Wednesday 18 July 2012

Review: The Dark Knight

CAUTION: Yen's blog contains harsh language and even harsher notions of propriety. Reader discretion is advised.

The Dark Knight poster

The Dark Knight
152 mins / Dir. Christopher Nolan

A twenty minute break, after Batman Begins is just enough time to whizz down to Sainsburg's for a sandwich (because I can't eat the shit that passes for 'hot food' in the cinema) and queue for another coffee…
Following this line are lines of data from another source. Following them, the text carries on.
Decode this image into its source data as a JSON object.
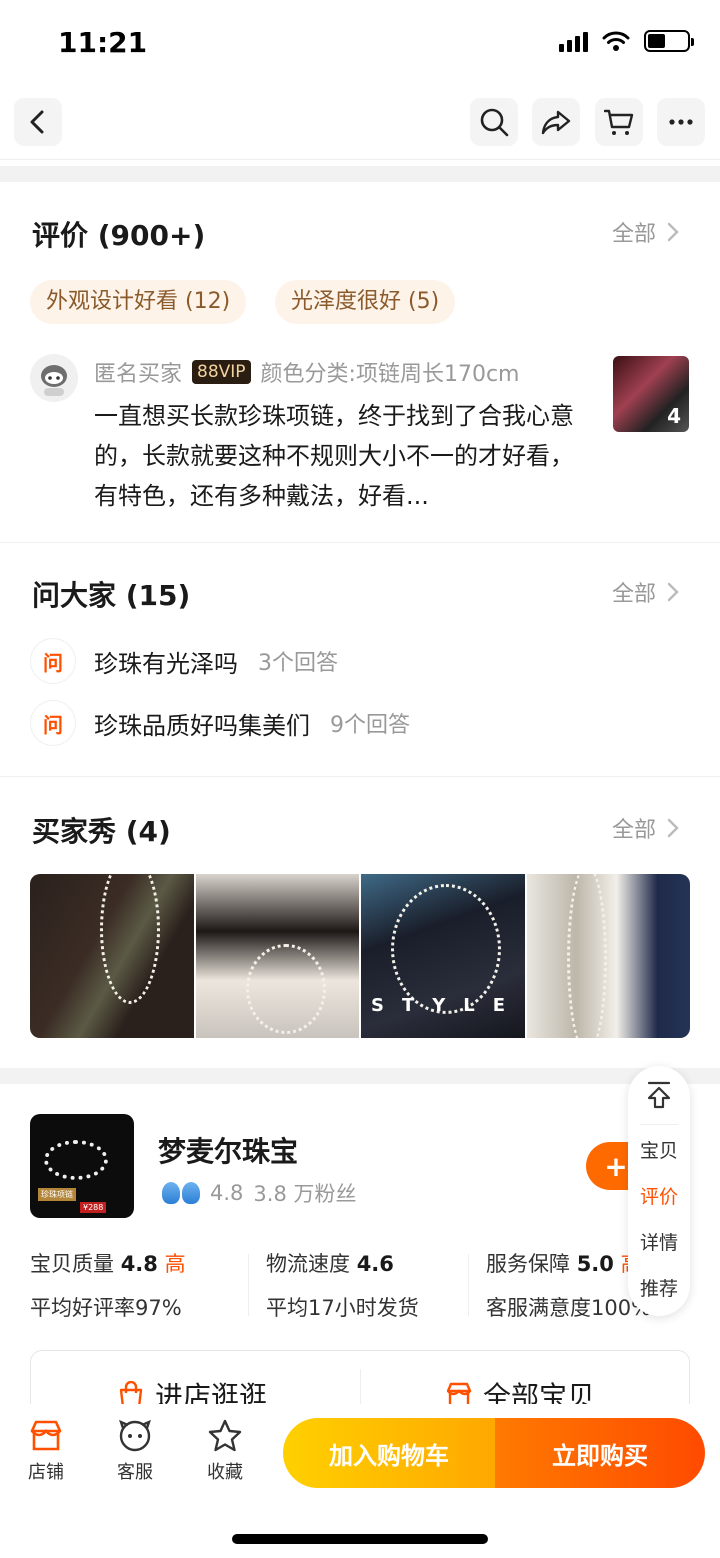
{
  "status_bar": {
    "time": "11:21"
  },
  "reviews": {
    "title": "评价 (900+)",
    "more": "全部",
    "tags": [
      "外观设计好看 (12)",
      "光泽度很好 (5)"
    ],
    "item": {
      "user": "匿名买家",
      "vip": "88VIP",
      "sku": "颜色分类:项链周长170cm",
      "text": "一直想买长款珍珠项链，终于找到了合我心意的，长款就要这种不规则大小不一的才好看，有特色，还有多种戴法，好看...",
      "image_count": "4"
    }
  },
  "qa": {
    "title": "问大家 (15)",
    "more": "全部",
    "icon_label": "问",
    "items": [
      {
        "question": "珍珠有光泽吗",
        "answers": "3个回答"
      },
      {
        "question": "珍珠品质好吗集美们",
        "answers": "9个回答"
      }
    ]
  },
  "buyer_show": {
    "title": "买家秀 (4)",
    "more": "全部",
    "overlay_text": "STYLE"
  },
  "shop": {
    "name": "梦麦尔珠宝",
    "rating": "4.8",
    "fans": "3.8 万粉丝",
    "follow_label": "+",
    "logo_badge": "珍珠项链",
    "logo_price": "¥288",
    "scores": [
      {
        "label": "宝贝质量",
        "value": "4.8",
        "level": "高",
        "detail": "平均好评率97%"
      },
      {
        "label": "物流速度",
        "value": "4.6",
        "level": "",
        "detail": "平均17小时发货"
      },
      {
        "label": "服务保障",
        "value": "5.0",
        "level": "高",
        "detail": "客服满意度100%"
      }
    ],
    "visit_label": "进店逛逛",
    "all_items_label": "全部宝贝"
  },
  "float_nav": {
    "items": [
      "宝贝",
      "评价",
      "详情",
      "推荐"
    ],
    "active": "评价"
  },
  "bottom_bar": {
    "tabs": [
      "店铺",
      "客服",
      "收藏"
    ],
    "add_to_cart": "加入购物车",
    "buy_now": "立即购买"
  },
  "colors": {
    "accent": "#ff5000",
    "tag_bg": "#fdf3e8",
    "tag_text": "#8a5a2b"
  }
}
The Dark Knight is another one I didn't exactly gush about when it was first released. I could see what everyone loved about it, of course, I just wasn't completely sold myself. Tonally, it's quite a different beast, adhering more closely to the model for superhero flick, although still with plenty of crime-thriller thrown in to keep it muted. Gone are the domed archways over the city's monorail system, the last vestige of Tim Burton's Gotham; in The Dark Knight, Gotham is presented as an actual breathing city, not just a fantastical backdrop for the man with the cape. A plot revolving around the city's crimelords and their ill-gained money and power stays just on the right side of convoluted, and doesn't feel stretched, even rolling in at two and a half hours. I don't think it's necessarily a stronger (or even equal) plot than BB, but that doesn't really matter when Nolan has an ace up his sleeve...
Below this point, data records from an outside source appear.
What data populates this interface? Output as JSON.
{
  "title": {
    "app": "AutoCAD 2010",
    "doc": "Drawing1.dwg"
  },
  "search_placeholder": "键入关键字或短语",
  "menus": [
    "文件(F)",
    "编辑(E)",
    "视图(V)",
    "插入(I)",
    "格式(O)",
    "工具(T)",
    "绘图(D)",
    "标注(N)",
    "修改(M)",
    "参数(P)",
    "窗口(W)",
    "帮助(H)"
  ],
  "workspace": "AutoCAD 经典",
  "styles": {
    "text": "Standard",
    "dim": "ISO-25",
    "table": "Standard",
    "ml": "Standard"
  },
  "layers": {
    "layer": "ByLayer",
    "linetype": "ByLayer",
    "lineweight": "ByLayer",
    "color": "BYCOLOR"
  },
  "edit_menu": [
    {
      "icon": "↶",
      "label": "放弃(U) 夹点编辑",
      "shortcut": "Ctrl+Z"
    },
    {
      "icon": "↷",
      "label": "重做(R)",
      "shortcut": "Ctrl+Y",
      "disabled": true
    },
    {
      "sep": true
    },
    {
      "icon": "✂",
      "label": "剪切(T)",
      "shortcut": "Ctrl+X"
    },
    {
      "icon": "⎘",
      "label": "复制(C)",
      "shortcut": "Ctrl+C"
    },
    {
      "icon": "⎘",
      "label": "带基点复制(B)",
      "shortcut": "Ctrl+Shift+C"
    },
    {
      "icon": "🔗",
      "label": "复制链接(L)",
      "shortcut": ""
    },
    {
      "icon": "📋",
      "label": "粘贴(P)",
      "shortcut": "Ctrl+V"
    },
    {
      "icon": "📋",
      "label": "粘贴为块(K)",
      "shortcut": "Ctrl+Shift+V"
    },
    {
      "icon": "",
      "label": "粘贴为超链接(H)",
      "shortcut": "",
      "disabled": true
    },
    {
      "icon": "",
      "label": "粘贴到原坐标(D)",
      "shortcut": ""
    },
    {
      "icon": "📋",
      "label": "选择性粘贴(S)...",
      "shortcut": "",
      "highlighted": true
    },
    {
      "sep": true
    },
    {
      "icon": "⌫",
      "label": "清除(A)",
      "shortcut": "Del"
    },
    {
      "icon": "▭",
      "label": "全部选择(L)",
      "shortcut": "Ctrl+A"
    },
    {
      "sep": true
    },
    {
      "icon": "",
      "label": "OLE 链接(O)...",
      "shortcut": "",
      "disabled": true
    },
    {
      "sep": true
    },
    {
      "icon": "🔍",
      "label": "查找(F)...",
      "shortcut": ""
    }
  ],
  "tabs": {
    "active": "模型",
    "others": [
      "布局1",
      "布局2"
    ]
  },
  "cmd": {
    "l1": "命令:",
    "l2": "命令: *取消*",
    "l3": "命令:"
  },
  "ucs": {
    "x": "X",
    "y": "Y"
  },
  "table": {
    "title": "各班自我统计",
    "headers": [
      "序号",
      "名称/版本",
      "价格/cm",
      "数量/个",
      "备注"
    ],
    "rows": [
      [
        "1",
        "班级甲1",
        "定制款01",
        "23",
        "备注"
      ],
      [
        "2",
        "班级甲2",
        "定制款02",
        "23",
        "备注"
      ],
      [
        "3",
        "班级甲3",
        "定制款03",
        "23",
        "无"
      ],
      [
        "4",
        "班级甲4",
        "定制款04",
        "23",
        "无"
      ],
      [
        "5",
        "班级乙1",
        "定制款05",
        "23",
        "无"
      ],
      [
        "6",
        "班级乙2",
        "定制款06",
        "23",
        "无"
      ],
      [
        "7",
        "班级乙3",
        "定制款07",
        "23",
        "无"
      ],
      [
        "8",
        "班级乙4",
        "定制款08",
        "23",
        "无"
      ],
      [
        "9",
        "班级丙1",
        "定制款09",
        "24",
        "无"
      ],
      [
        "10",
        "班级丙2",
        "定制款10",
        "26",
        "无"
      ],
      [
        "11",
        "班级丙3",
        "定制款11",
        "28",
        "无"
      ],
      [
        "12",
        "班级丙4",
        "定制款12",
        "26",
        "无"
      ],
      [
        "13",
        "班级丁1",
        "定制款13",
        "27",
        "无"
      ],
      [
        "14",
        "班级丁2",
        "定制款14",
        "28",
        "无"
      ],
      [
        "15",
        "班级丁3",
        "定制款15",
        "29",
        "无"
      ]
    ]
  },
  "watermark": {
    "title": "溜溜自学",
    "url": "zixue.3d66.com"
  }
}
Whatever else it has going for it, this is of course Heath Ledger's film. Irrespective of the events that occurred after filming had closed, he steals every scene he's in and owns the film completely. What happened afterwards was undeniably terrible, but to let that colour your view of his performance is almost to cheapen it (imho). His portrayal of The Joker is priceless, and offset beautifully by the other characters having no real idea of how to deal with the threat he poses. Ledger shows us a masterclass in theatrical madness, with more than a hint of danger about it.

But it's not all fun and games. We have Bale putting on a frankly ridiculous voice as Batman, this time round, and Maggie Gyllenhaal has replaced Katie Holmes, making a character I wasn't bothered about actually unlikeable. The conclusion of the Two-Face arc also seems like a massive waste, given the amount of time and effort went into convincingly building the character.

As much as I love The Dark Knight, I can't ignore those flaws, given that two of them are central to the film itself.
But ultimately, it's still a great ride.


• ^^^ That's dry, British humour, and most likely sarcasm or facetiousness.

• This is a personal blog. The views and opinions expressed here represent my own thoughts (at the time of writing) and not those of the people, institutions or organisations that I may or may not be related with unless stated explicitly.

No comments:

Post a Comment